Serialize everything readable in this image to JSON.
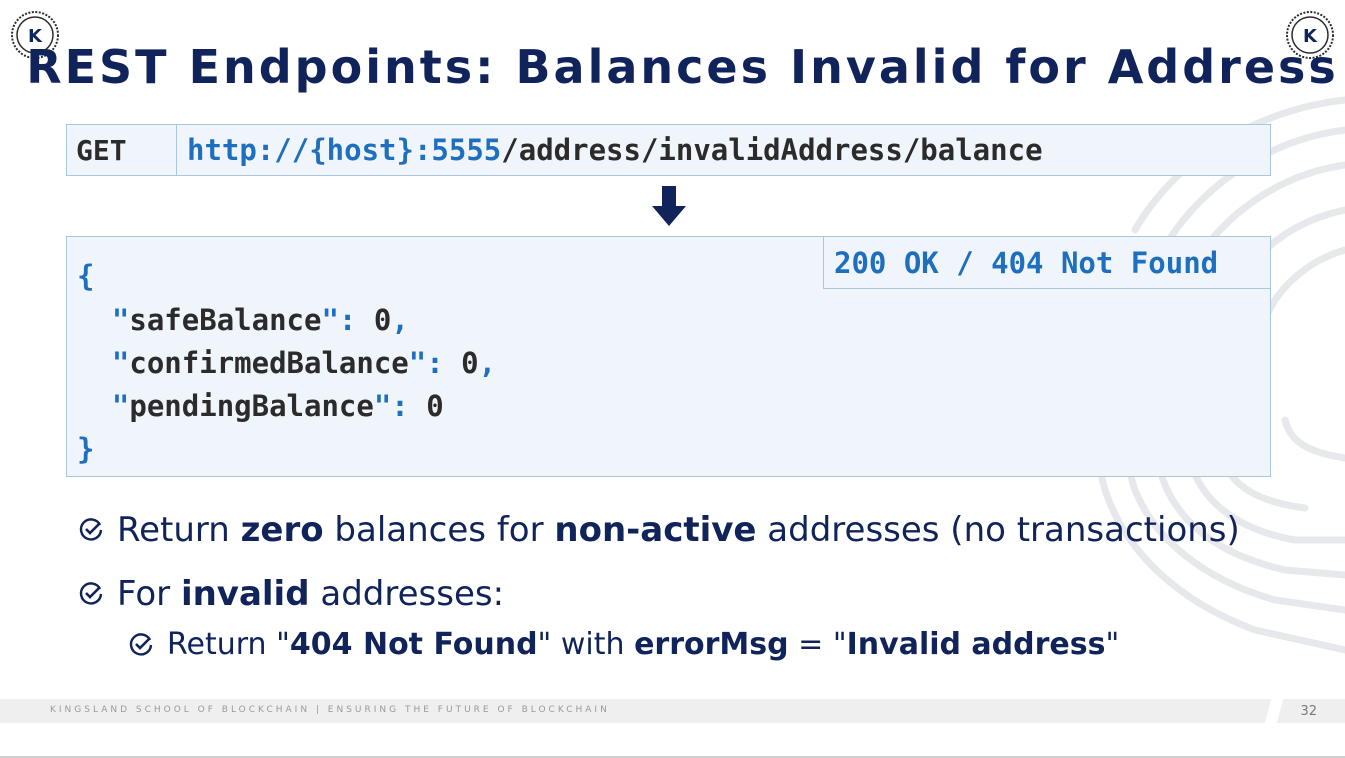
{
  "logo": {
    "letter": "K"
  },
  "title": "REST Endpoints: Balances Invalid for Address",
  "request": {
    "method": "GET",
    "url_host": "http://{host}:5555",
    "url_path": "/address/invalidAddress/balance"
  },
  "response": {
    "status": "200 OK / 404 Not Found",
    "open_brace": "{",
    "close_brace": "}",
    "fields": [
      {
        "key": "safeBalance",
        "value": "0",
        "comma": ","
      },
      {
        "key": "confirmedBalance",
        "value": "0",
        "comma": ","
      },
      {
        "key": "pendingBalance",
        "value": "0",
        "comma": ""
      }
    ]
  },
  "bullets": {
    "b1": {
      "a": "Return ",
      "b": "zero",
      "c": " balances for ",
      "d": "non-active",
      "e": " addresses (no transactions)"
    },
    "b2": {
      "a": "For ",
      "b": "invalid",
      "c": " addresses:"
    },
    "b3": {
      "a": "Return \"",
      "b": "404 Not Found",
      "c": "\" with ",
      "d": "errorMsg",
      "e": " = \"",
      "f": "Invalid address",
      "g": "\""
    }
  },
  "footer": {
    "text": "KINGSLAND SCHOOL OF BLOCKCHAIN | ENSURING THE FUTURE OF BLOCKCHAIN",
    "page": "32"
  },
  "colors": {
    "title": "#10235a",
    "accent": "#1f6fbf",
    "box_border": "#a9c6e3",
    "box_bg": "#f0f5fb"
  }
}
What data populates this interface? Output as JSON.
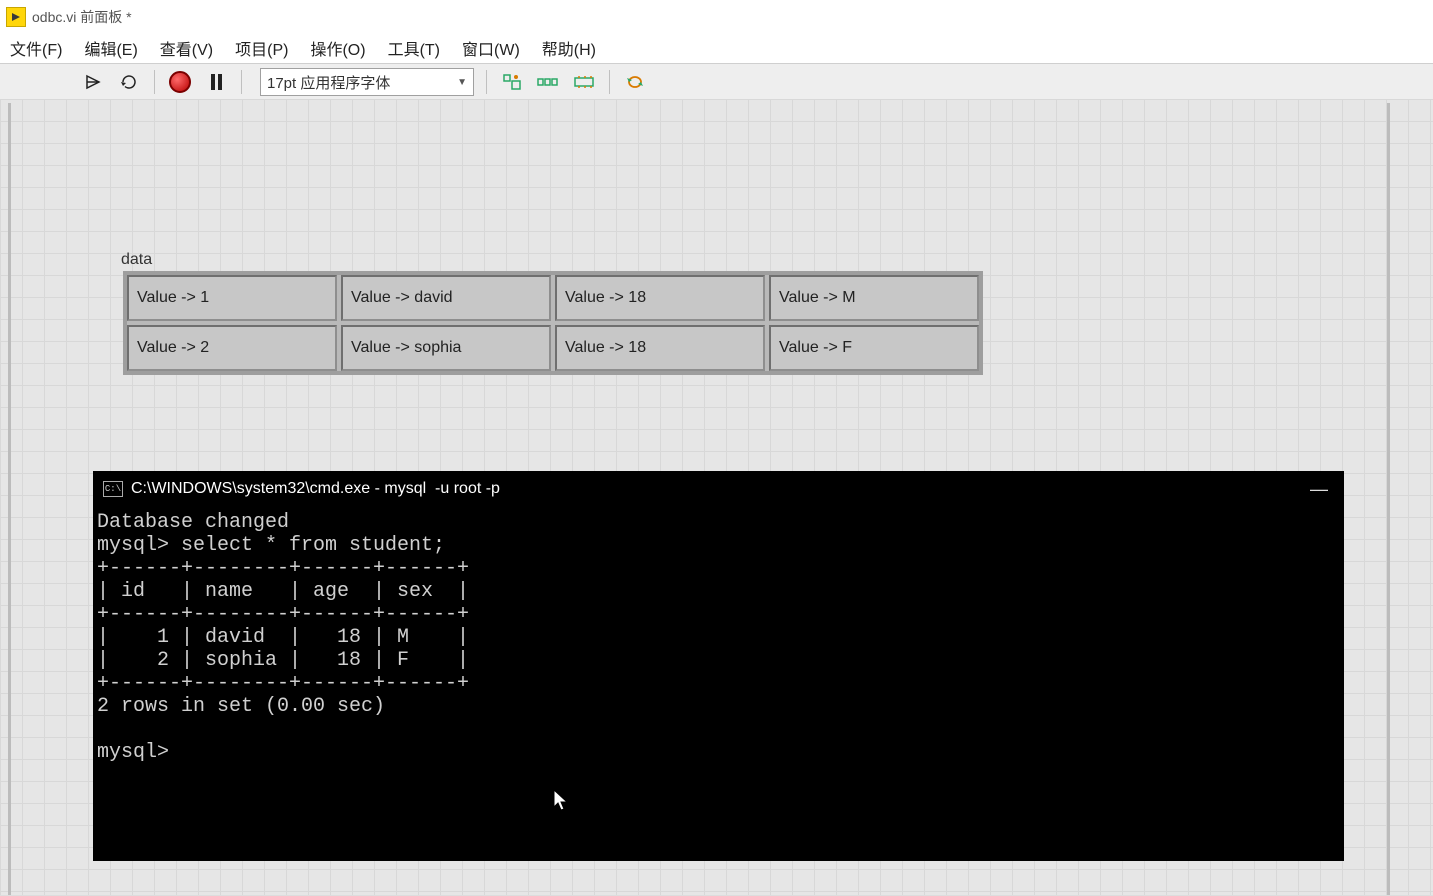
{
  "titlebar": {
    "title": "odbc.vi 前面板 *"
  },
  "menubar": {
    "items": [
      {
        "label": "文件(F)"
      },
      {
        "label": "编辑(E)"
      },
      {
        "label": "查看(V)"
      },
      {
        "label": "项目(P)"
      },
      {
        "label": "操作(O)"
      },
      {
        "label": "工具(T)"
      },
      {
        "label": "窗口(W)"
      },
      {
        "label": "帮助(H)"
      }
    ]
  },
  "toolbar": {
    "font_selector": "17pt 应用程序字体"
  },
  "data_indicator": {
    "label": "data",
    "rows": [
      {
        "c0": "Value -> 1",
        "c1": "Value -> david",
        "c2": "Value -> 18",
        "c3": "Value -> M"
      },
      {
        "c0": "Value -> 2",
        "c1": "Value -> sophia",
        "c2": "Value -> 18",
        "c3": "Value -> F"
      }
    ]
  },
  "cmd": {
    "title": "C:\\WINDOWS\\system32\\cmd.exe - mysql  -u root -p",
    "lines": [
      "Database changed",
      "mysql> select * from student;",
      "+------+--------+------+------+",
      "| id   | name   | age  | sex  |",
      "+------+--------+------+------+",
      "|    1 | david  |   18 | M    |",
      "|    2 | sophia |   18 | F    |",
      "+------+--------+------+------+",
      "2 rows in set (0.00 sec)",
      "",
      "mysql>"
    ]
  }
}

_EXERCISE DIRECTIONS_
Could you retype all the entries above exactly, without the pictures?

_EXPECTED ANSWER_
Serialize everything readable in this image to JSON.
{
  "logo": {
    "letter": "K"
  },
  "title": "REST Endpoints: Balances Invalid for Address",
  "request": {
    "method": "GET",
    "url_host": "http://{host}:5555",
    "url_path": "/address/invalidAddress/balance"
  },
  "response": {
    "status": "200 OK / 404 Not Found",
    "open_brace": "{",
    "close_brace": "}",
    "fields": [
      {
        "key": "safeBalance",
        "value": "0",
        "comma": ","
      },
      {
        "key": "confirmedBalance",
        "value": "0",
        "comma": ","
      },
      {
        "key": "pendingBalance",
        "value": "0",
        "comma": ""
      }
    ]
  },
  "bullets": {
    "b1": {
      "a": "Return ",
      "b": "zero",
      "c": " balances for ",
      "d": "non-active",
      "e": " addresses (no transactions)"
    },
    "b2": {
      "a": "For ",
      "b": "invalid",
      "c": " addresses:"
    },
    "b3": {
      "a": "Return \"",
      "b": "404 Not Found",
      "c": "\" with ",
      "d": "errorMsg",
      "e": " = \"",
      "f": "Invalid address",
      "g": "\""
    }
  },
  "footer": {
    "text": "KINGSLAND SCHOOL OF BLOCKCHAIN | ENSURING THE FUTURE OF BLOCKCHAIN",
    "page": "32"
  },
  "colors": {
    "title": "#10235a",
    "accent": "#1f6fbf",
    "box_border": "#a9c6e3",
    "box_bg": "#f0f5fb"
  }
}
What data populates this interface? Output as JSON.
{
  "titlebar": {
    "title": "odbc.vi 前面板 *"
  },
  "menubar": {
    "items": [
      {
        "label": "文件(F)"
      },
      {
        "label": "编辑(E)"
      },
      {
        "label": "查看(V)"
      },
      {
        "label": "项目(P)"
      },
      {
        "label": "操作(O)"
      },
      {
        "label": "工具(T)"
      },
      {
        "label": "窗口(W)"
      },
      {
        "label": "帮助(H)"
      }
    ]
  },
  "toolbar": {
    "font_selector": "17pt 应用程序字体"
  },
  "data_indicator": {
    "label": "data",
    "rows": [
      {
        "c0": "Value -> 1",
        "c1": "Value -> david",
        "c2": "Value -> 18",
        "c3": "Value -> M"
      },
      {
        "c0": "Value -> 2",
        "c1": "Value -> sophia",
        "c2": "Value -> 18",
        "c3": "Value -> F"
      }
    ]
  },
  "cmd": {
    "title": "C:\\WINDOWS\\system32\\cmd.exe - mysql  -u root -p",
    "lines": [
      "Database changed",
      "mysql> select * from student;",
      "+------+--------+------+------+",
      "| id   | name   | age  | sex  |",
      "+------+--------+------+------+",
      "|    1 | david  |   18 | M    |",
      "|    2 | sophia |   18 | F    |",
      "+------+--------+------+------+",
      "2 rows in set (0.00 sec)",
      "",
      "mysql>"
    ]
  }
}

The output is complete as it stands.